→ Assignment: Below are entries to return in full. Keep each one exact.

→ Input data:
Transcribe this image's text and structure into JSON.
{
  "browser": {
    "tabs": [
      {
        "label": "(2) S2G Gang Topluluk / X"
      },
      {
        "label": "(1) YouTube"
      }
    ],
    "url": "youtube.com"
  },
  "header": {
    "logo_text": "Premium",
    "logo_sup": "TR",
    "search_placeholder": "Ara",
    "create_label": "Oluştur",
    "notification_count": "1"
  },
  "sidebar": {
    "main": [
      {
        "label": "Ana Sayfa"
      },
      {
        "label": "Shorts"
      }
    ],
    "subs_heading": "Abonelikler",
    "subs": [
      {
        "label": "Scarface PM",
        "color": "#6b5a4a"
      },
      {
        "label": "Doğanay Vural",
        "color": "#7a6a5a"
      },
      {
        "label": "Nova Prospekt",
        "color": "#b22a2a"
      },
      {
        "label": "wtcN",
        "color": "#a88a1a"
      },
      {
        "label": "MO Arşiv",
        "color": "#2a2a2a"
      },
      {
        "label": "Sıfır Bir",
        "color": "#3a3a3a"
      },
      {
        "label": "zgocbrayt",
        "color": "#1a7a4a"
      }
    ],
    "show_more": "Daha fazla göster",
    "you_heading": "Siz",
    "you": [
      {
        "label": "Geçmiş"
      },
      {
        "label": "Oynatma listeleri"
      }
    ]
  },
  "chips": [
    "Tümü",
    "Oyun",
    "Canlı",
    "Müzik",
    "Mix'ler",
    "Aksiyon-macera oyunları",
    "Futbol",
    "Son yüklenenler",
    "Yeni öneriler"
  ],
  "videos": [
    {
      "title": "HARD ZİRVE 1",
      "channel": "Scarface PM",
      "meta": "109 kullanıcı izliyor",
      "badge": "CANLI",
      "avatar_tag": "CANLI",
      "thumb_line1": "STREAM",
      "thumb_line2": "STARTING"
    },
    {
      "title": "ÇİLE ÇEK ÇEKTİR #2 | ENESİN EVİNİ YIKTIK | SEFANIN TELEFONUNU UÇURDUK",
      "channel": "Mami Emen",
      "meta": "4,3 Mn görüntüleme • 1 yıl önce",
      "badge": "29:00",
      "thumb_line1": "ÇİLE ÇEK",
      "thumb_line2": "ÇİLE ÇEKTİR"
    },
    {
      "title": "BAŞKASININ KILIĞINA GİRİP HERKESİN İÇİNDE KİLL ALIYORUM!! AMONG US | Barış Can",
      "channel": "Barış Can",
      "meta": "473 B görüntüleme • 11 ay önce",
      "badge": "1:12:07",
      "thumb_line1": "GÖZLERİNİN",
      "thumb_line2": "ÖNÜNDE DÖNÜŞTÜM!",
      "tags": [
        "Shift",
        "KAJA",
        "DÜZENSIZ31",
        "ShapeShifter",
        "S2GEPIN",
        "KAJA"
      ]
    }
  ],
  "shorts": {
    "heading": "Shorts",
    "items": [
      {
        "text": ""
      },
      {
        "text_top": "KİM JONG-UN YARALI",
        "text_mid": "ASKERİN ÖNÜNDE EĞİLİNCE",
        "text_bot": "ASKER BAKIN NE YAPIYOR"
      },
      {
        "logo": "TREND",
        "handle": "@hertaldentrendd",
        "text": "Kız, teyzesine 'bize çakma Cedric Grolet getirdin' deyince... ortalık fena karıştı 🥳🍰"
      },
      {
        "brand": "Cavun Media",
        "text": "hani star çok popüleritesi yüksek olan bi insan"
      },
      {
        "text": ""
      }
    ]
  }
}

→ Response:
Transcribe this image's text and structure into JSON.
{
  "browser": {
    "tabs": [
      {
        "label": "(2) S2G Gang Topluluk / X"
      },
      {
        "label": "(1) YouTube"
      }
    ],
    "url": "youtube.com"
  },
  "header": {
    "logo_text": "Premium",
    "logo_sup": "TR",
    "search_placeholder": "Ara",
    "create_label": "Oluştur",
    "notification_count": "1"
  },
  "sidebar": {
    "main": [
      {
        "label": "Ana Sayfa"
      },
      {
        "label": "Shorts"
      }
    ],
    "subs_heading": "Abonelikler",
    "subs": [
      {
        "label": "Scarface PM",
        "color": "#6b5a4a"
      },
      {
        "label": "Doğanay Vural",
        "color": "#7a6a5a"
      },
      {
        "label": "Nova Prospekt",
        "color": "#b22a2a"
      },
      {
        "label": "wtcN",
        "color": "#a88a1a"
      },
      {
        "label": "MO Arşiv",
        "color": "#2a2a2a"
      },
      {
        "label": "Sıfır Bir",
        "color": "#3a3a3a"
      },
      {
        "label": "zgocbrayt",
        "color": "#1a7a4a"
      }
    ],
    "show_more": "Daha fazla göster",
    "you_heading": "Siz",
    "you": [
      {
        "label": "Geçmiş"
      },
      {
        "label": "Oynatma listeleri"
      }
    ]
  },
  "chips": [
    "Tümü",
    "Oyun",
    "Canlı",
    "Müzik",
    "Mix'ler",
    "Aksiyon-macera oyunları",
    "Futbol",
    "Son yüklenenler",
    "Yeni öneriler"
  ],
  "videos": [
    {
      "title": "HARD ZİRVE 1",
      "channel": "Scarface PM",
      "meta": "109 kullanıcı izliyor",
      "badge": "CANLI",
      "avatar_tag": "CANLI",
      "thumb_line1": "STREAM",
      "thumb_line2": "STARTING"
    },
    {
      "title": "ÇİLE ÇEK ÇEKTİR #2 | ENESİN EVİNİ YIKTIK | SEFANIN TELEFONUNU UÇURDUK",
      "channel": "Mami Emen",
      "meta": "4,3 Mn görüntüleme • 1 yıl önce",
      "badge": "29:00",
      "thumb_line1": "ÇİLE ÇEK",
      "thumb_line2": "ÇİLE ÇEKTİR"
    },
    {
      "title": "BAŞKASININ KILIĞINA GİRİP HERKESİN İÇİNDE KİLL ALIYORUM!! AMONG US | Barış Can",
      "channel": "Barış Can",
      "meta": "473 B görüntüleme • 11 ay önce",
      "badge": "1:12:07",
      "thumb_line1": "GÖZLERİNİN",
      "thumb_line2": "ÖNÜNDE DÖNÜŞTÜM!",
      "tags": [
        "Shift",
        "KAJA",
        "DÜZENSIZ31",
        "ShapeShifter",
        "S2GEPIN",
        "KAJA"
      ]
    }
  ],
  "shorts": {
    "heading": "Shorts",
    "items": [
      {
        "text": ""
      },
      {
        "text_top": "KİM JONG-UN YARALI",
        "text_mid": "ASKERİN ÖNÜNDE EĞİLİNCE",
        "text_bot": "ASKER BAKIN NE YAPIYOR"
      },
      {
        "logo": "TREND",
        "handle": "@hertaldentrendd",
        "text": "Kız, teyzesine 'bize çakma Cedric Grolet getirdin' deyince... ortalık fena karıştı 🥳🍰"
      },
      {
        "brand": "Cavun Media",
        "text": "hani star çok popüleritesi yüksek olan bi insan"
      },
      {
        "text": ""
      }
    ]
  }
}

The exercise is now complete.